- Instructions to follow:
Reply with one number: the count of lines in the records below that hold "ffffff".

- Source information:
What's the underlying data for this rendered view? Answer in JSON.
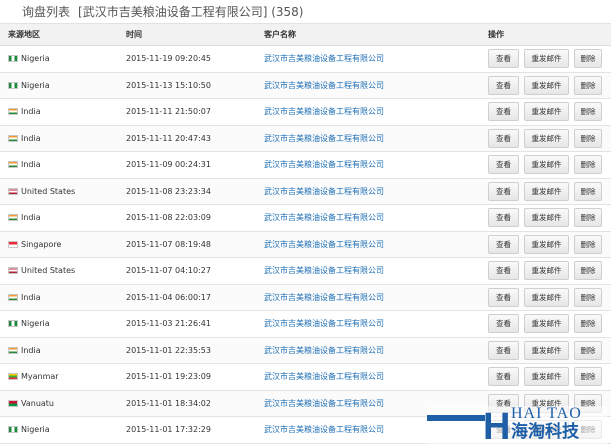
{
  "header": {
    "title": "询盘列表",
    "company": "[武汉市吉美粮油设备工程有限公司]",
    "count": "(358)"
  },
  "table": {
    "columns": {
      "region": "来源地区",
      "time": "时间",
      "customer": "客户名称",
      "ops": "操作"
    },
    "actions": {
      "view": "查看",
      "resend": "重发邮件",
      "delete": "删除"
    },
    "rows": [
      {
        "flag": "nigeria",
        "region": "Nigeria",
        "time": "2015-11-19 09:20:45",
        "customer": "武汉市吉美粮油设备工程有限公司"
      },
      {
        "flag": "nigeria",
        "region": "Nigeria",
        "time": "2015-11-13 15:10:50",
        "customer": "武汉市吉美粮油设备工程有限公司"
      },
      {
        "flag": "india",
        "region": "India",
        "time": "2015-11-11 21:50:07",
        "customer": "武汉市吉美粮油设备工程有限公司"
      },
      {
        "flag": "india",
        "region": "India",
        "time": "2015-11-11 20:47:43",
        "customer": "武汉市吉美粮油设备工程有限公司"
      },
      {
        "flag": "india",
        "region": "India",
        "time": "2015-11-09 00:24:31",
        "customer": "武汉市吉美粮油设备工程有限公司"
      },
      {
        "flag": "united-states",
        "region": "United States",
        "time": "2015-11-08 23:23:34",
        "customer": "武汉市吉美粮油设备工程有限公司"
      },
      {
        "flag": "india",
        "region": "India",
        "time": "2015-11-08 22:03:09",
        "customer": "武汉市吉美粮油设备工程有限公司"
      },
      {
        "flag": "singapore",
        "region": "Singapore",
        "time": "2015-11-07 08:19:48",
        "customer": "武汉市吉美粮油设备工程有限公司"
      },
      {
        "flag": "united-states",
        "region": "United States",
        "time": "2015-11-07 04:10:27",
        "customer": "武汉市吉美粮油设备工程有限公司"
      },
      {
        "flag": "india",
        "region": "India",
        "time": "2015-11-04 06:00:17",
        "customer": "武汉市吉美粮油设备工程有限公司"
      },
      {
        "flag": "nigeria",
        "region": "Nigeria",
        "time": "2015-11-03 21:26:41",
        "customer": "武汉市吉美粮油设备工程有限公司"
      },
      {
        "flag": "india",
        "region": "India",
        "time": "2015-11-01 22:35:53",
        "customer": "武汉市吉美粮油设备工程有限公司"
      },
      {
        "flag": "myanmar",
        "region": "Myanmar",
        "time": "2015-11-01 19:23:09",
        "customer": "武汉市吉美粮油设备工程有限公司"
      },
      {
        "flag": "vanuatu",
        "region": "Vanuatu",
        "time": "2015-11-01 18:34:02",
        "customer": "武汉市吉美粮油设备工程有限公司"
      },
      {
        "flag": "nigeria",
        "region": "Nigeria",
        "time": "2015-11-01 17:32:29",
        "customer": "武汉市吉美粮油设备工程有限公司"
      }
    ]
  },
  "watermark": {
    "letter": "H",
    "en": "HAI TAO",
    "cn": "海淘科技"
  },
  "flag_styles": {
    "nigeria": "linear-gradient(90deg,#1a8a3a 0 33%,#ffffff 33% 66%,#1a8a3a 66%)",
    "india": "linear-gradient(180deg,#f39a2e 0 33%,#ffffff 33% 66%,#2a8a3a 66%)",
    "united-states": "linear-gradient(180deg,#b22234 0 14%,#ffffff 14% 28%,#b22234 28% 42%,#ffffff 42% 57%,#b22234 57% 71%,#ffffff 71% 85%,#b22234 85%)",
    "singapore": "linear-gradient(180deg,#ed2939 0 50%,#ffffff 50%)",
    "myanmar": "linear-gradient(180deg,#fecb00 0 33%,#34b233 33% 66%,#ea2839 66%)",
    "vanuatu": "linear-gradient(180deg,#d21034 0 50%,#009543 50%)"
  }
}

- Solution for this exercise:
4